31Types of Cylindrical Projections – These include - straight meridians and parallels that meet at right angles, but straight lines are not of constant azimuth.Shapes and areas are distorted. Directions are true only along the equator. The projection avoids the scale exaggerations of the Mercator map.
32Types of Cylindrical Projections – These include - This projection is a cylindrical equal-area projection that de-emphasizes area exaggerations in high latitudes.
33Types of Cylindrical Projections – These include - based on tables of coordinates, not mathematical formulas. The projection distorts shape, area, scale, and distance in an attempt to balance the errors of projection properties.
34Types of Cylindrical Projections – These include - Equal-Area has straight parallels at right angles to a central meridian.Scale is true only on the central meridian and the parallels.Horrible for the globe, but often used in countries with a larger north-south than east-west extent.
35Planar are are otherwise known as azimuthal. This type of projection is usually pole-centered because it minimizes distortion in a circle around the pole.Projections
36These projections are commonly used to show air-route distances. Distances measured from the center are true with distortion increasing away from the center point.
37Types of Planar Projections – These include - This projection is commonly used to map large ocean areas.The central meridian is a straight line, others are curved. A straight line drawn through the center point is on a great circle.
38Types of Planar Projections – These include - These projections are used for perspective views of hemispheres. Area and shape are distorted. Distances are true along the equator and other parallels.
39Conic Projections result from projecting a spherical surface onto a cone. These projections tend to minimize distortions in the mid- latitudes.

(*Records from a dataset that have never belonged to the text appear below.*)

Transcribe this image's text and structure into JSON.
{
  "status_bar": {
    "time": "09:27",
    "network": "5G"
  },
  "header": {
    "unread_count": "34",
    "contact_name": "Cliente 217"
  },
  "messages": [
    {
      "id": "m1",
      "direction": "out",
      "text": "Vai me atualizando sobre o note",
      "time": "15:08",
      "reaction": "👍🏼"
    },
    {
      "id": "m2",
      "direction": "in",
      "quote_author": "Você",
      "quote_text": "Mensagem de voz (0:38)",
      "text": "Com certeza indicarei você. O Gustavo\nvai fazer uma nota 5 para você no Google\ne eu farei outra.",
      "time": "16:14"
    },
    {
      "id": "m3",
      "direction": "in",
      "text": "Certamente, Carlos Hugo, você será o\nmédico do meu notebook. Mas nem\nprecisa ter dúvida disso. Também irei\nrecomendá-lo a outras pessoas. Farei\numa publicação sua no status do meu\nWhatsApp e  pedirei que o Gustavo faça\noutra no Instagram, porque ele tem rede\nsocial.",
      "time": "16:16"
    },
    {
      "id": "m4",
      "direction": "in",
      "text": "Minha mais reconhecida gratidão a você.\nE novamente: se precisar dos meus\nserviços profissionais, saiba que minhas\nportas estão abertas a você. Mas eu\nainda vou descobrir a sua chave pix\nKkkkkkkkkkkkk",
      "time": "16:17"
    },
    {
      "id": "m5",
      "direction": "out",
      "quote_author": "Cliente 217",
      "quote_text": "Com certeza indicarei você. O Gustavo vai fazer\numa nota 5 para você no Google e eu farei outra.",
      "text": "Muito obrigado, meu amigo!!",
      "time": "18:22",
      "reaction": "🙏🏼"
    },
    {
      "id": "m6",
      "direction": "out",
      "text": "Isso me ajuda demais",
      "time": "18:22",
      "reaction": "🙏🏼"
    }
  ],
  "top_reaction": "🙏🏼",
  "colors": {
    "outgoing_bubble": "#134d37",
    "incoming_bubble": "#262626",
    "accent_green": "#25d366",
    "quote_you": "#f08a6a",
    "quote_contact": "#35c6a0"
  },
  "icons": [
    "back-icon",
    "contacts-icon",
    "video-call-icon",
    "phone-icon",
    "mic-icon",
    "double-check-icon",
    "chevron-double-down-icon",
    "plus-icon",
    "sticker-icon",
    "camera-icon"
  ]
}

40Note: This projection has two standards. Area, and shape are distorted away from standard parallels. Directions are true in limited areas. Used for maps of North America.
41Another secant conic projection. distorts scale and distance except along standard parallels. Areas are proportional and directions are true in limited areas. Used in the United States and other large countries with a larger east-west than north-south extent.
42another secant conic projection. Direction, area, and shape are distorted away from standard parallels. Used for portrayals of areas near to, but on one side of, the equator.
43Other Types of Projections – Buckminster Fuller’s projection was based on his geodesic globe ideas and projected the sphere on to a icosahedron (20-sided sphere).Projections
44Other Types of Projections – Buckminster Fuller’s projection was based on his geodesic globe ideas and projected the sphere on to a icosahedron (20-sided sphere).Then by pulling it apart and flattening it, the result is a map of minimal distortion (each of the axes of the polygons act like a standard).